*** Opening DATA RECORDS ***
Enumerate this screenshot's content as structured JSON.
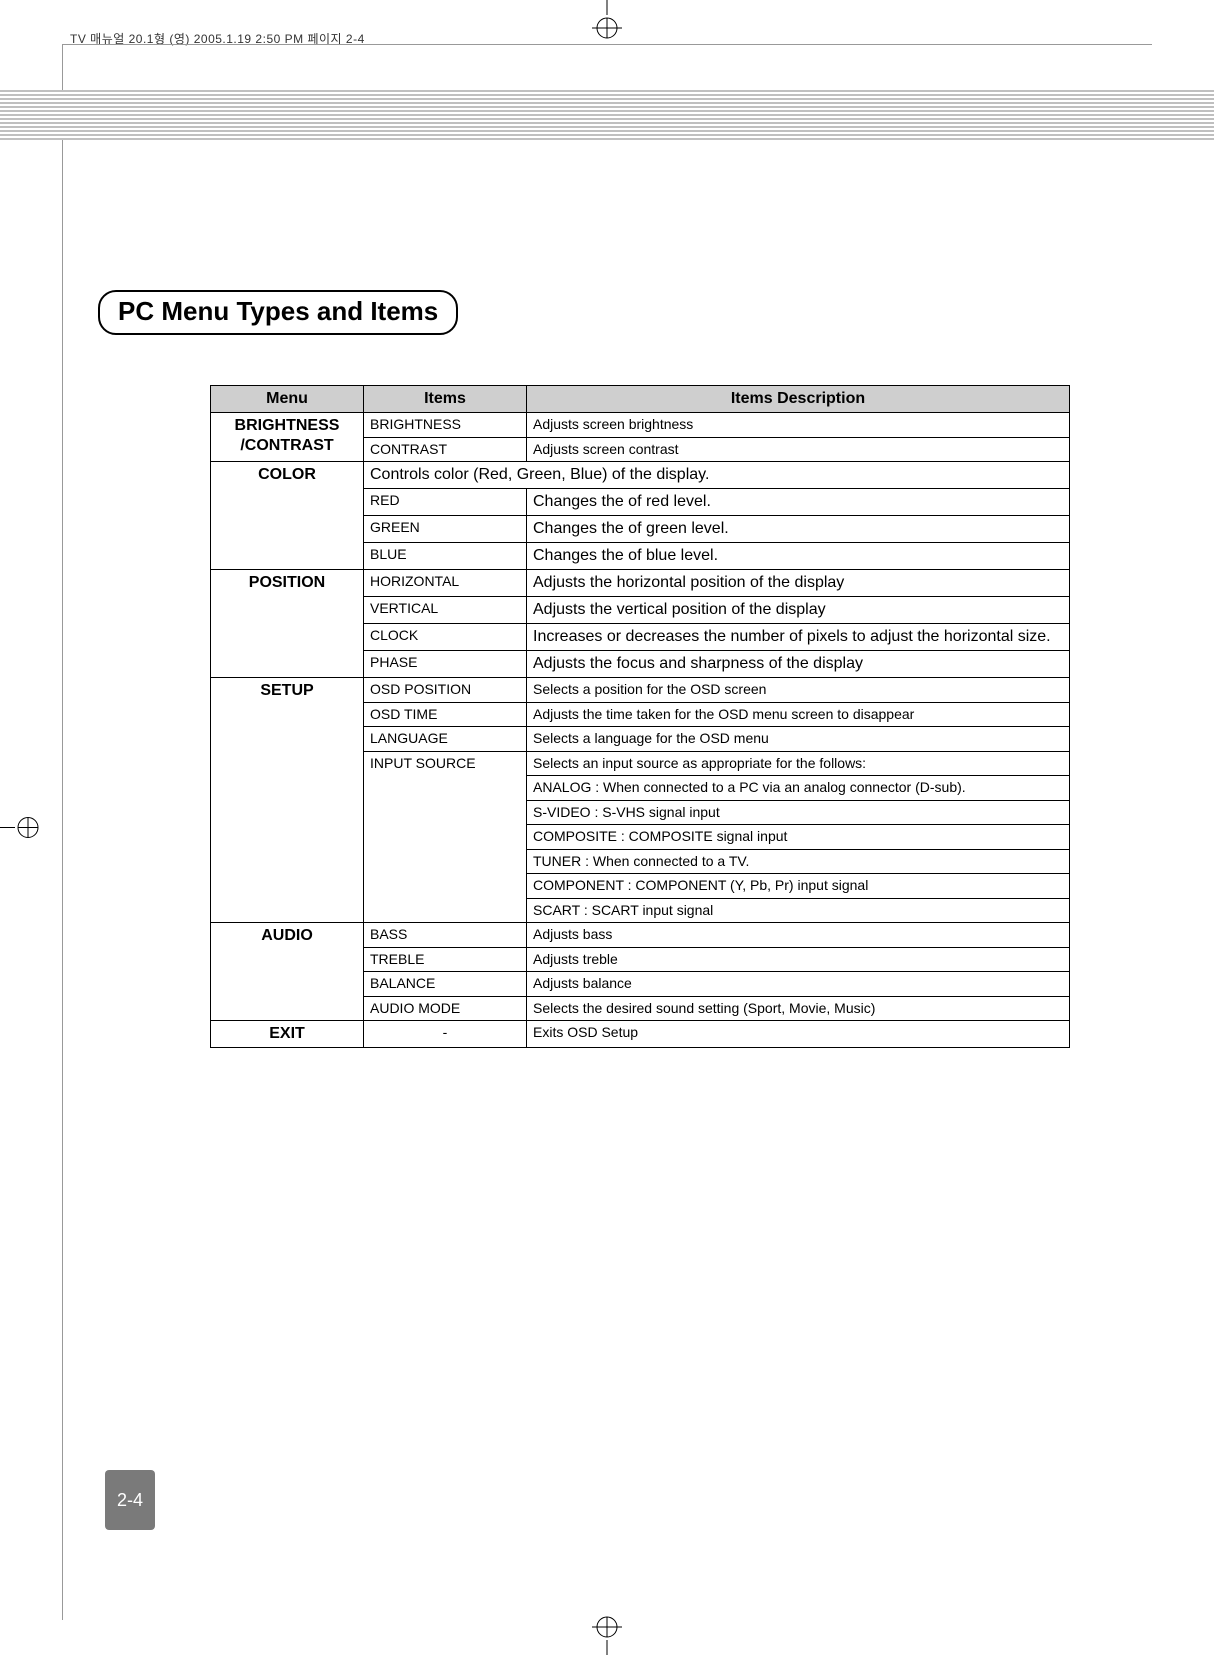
{
  "header_line": "TV 매뉴얼 20.1형 (영)  2005.1.19 2:50 PM  페이지 2-4",
  "heading": "PC Menu Types and Items",
  "columns": {
    "menu": "Menu",
    "items": "Items",
    "desc": "Items Description"
  },
  "sections": {
    "brightness_contrast": {
      "menu": "BRIGHTNESS /CONTRAST",
      "rows": [
        {
          "item": "BRIGHTNESS",
          "desc": "Adjusts screen brightness"
        },
        {
          "item": "CONTRAST",
          "desc": "Adjusts screen contrast"
        }
      ]
    },
    "color": {
      "menu": "COLOR",
      "group_desc": "Controls color (Red, Green, Blue) of the display.",
      "rows": [
        {
          "item": "RED",
          "desc": "Changes the of red level."
        },
        {
          "item": "GREEN",
          "desc": "Changes the of green level."
        },
        {
          "item": "BLUE",
          "desc": "Changes the of blue level."
        }
      ]
    },
    "position": {
      "menu": "POSITION",
      "rows": [
        {
          "item": "HORIZONTAL",
          "desc": "Adjusts the horizontal position of the display"
        },
        {
          "item": "VERTICAL",
          "desc": "Adjusts the vertical position of the display"
        },
        {
          "item": "CLOCK",
          "desc": "Increases or decreases the number of pixels to adjust the horizontal size."
        },
        {
          "item": "PHASE",
          "desc": "Adjusts the focus and sharpness of the display"
        }
      ]
    },
    "setup": {
      "menu": "SETUP",
      "rows": [
        {
          "item": "OSD POSITION",
          "desc": "Selects a position for the OSD screen"
        },
        {
          "item": "OSD TIME",
          "desc": "Adjusts the time taken for the OSD menu screen to disappear"
        },
        {
          "item": "LANGUAGE",
          "desc": "Selects a language for the OSD menu"
        }
      ],
      "input_source": {
        "item": "INPUT SOURCE",
        "desc": "Selects an input source as appropriate for the follows:",
        "options": [
          "ANALOG : When connected to a PC via an analog connector (D-sub).",
          "S-VIDEO : S-VHS signal input",
          "COMPOSITE : COMPOSITE signal input",
          "TUNER : When connected to a TV.",
          "COMPONENT : COMPONENT (Y, Pb, Pr) input signal",
          "SCART : SCART input signal"
        ]
      }
    },
    "audio": {
      "menu": "AUDIO",
      "rows": [
        {
          "item": "BASS",
          "desc": "Adjusts bass"
        },
        {
          "item": "TREBLE",
          "desc": "Adjusts treble"
        },
        {
          "item": "BALANCE",
          "desc": "Adjusts balance"
        },
        {
          "item": "AUDIO MODE",
          "desc": "Selects the desired sound setting (Sport, Movie, Music)"
        }
      ]
    },
    "exit": {
      "menu": "EXIT",
      "item": "-",
      "desc": "Exits OSD Setup"
    }
  },
  "page_number": "2-4"
}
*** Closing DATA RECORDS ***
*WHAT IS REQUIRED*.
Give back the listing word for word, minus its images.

*RESPONSE*.
Enumerate this screenshot's content as structured JSON.
{
  "header_line": "TV 매뉴얼 20.1형 (영)  2005.1.19 2:50 PM  페이지 2-4",
  "heading": "PC Menu Types and Items",
  "columns": {
    "menu": "Menu",
    "items": "Items",
    "desc": "Items Description"
  },
  "sections": {
    "brightness_contrast": {
      "menu": "BRIGHTNESS /CONTRAST",
      "rows": [
        {
          "item": "BRIGHTNESS",
          "desc": "Adjusts screen brightness"
        },
        {
          "item": "CONTRAST",
          "desc": "Adjusts screen contrast"
        }
      ]
    },
    "color": {
      "menu": "COLOR",
      "group_desc": "Controls color (Red, Green, Blue) of the display.",
      "rows": [
        {
          "item": "RED",
          "desc": "Changes the of red level."
        },
        {
          "item": "GREEN",
          "desc": "Changes the of green level."
        },
        {
          "item": "BLUE",
          "desc": "Changes the of blue level."
        }
      ]
    },
    "position": {
      "menu": "POSITION",
      "rows": [
        {
          "item": "HORIZONTAL",
          "desc": "Adjusts the horizontal position of the display"
        },
        {
          "item": "VERTICAL",
          "desc": "Adjusts the vertical position of the display"
        },
        {
          "item": "CLOCK",
          "desc": "Increases or decreases the number of pixels to adjust the horizontal size."
        },
        {
          "item": "PHASE",
          "desc": "Adjusts the focus and sharpness of the display"
        }
      ]
    },
    "setup": {
      "menu": "SETUP",
      "rows": [
        {
          "item": "OSD POSITION",
          "desc": "Selects a position for the OSD screen"
        },
        {
          "item": "OSD TIME",
          "desc": "Adjusts the time taken for the OSD menu screen to disappear"
        },
        {
          "item": "LANGUAGE",
          "desc": "Selects a language for the OSD menu"
        }
      ],
      "input_source": {
        "item": "INPUT SOURCE",
        "desc": "Selects an input source as appropriate for the follows:",
        "options": [
          "ANALOG : When connected to a PC via an analog connector (D-sub).",
          "S-VIDEO : S-VHS signal input",
          "COMPOSITE : COMPOSITE signal input",
          "TUNER : When connected to a TV.",
          "COMPONENT : COMPONENT (Y, Pb, Pr) input signal",
          "SCART : SCART input signal"
        ]
      }
    },
    "audio": {
      "menu": "AUDIO",
      "rows": [
        {
          "item": "BASS",
          "desc": "Adjusts bass"
        },
        {
          "item": "TREBLE",
          "desc": "Adjusts treble"
        },
        {
          "item": "BALANCE",
          "desc": "Adjusts balance"
        },
        {
          "item": "AUDIO MODE",
          "desc": "Selects the desired sound setting (Sport, Movie, Music)"
        }
      ]
    },
    "exit": {
      "menu": "EXIT",
      "item": "-",
      "desc": "Exits OSD Setup"
    }
  },
  "page_number": "2-4"
}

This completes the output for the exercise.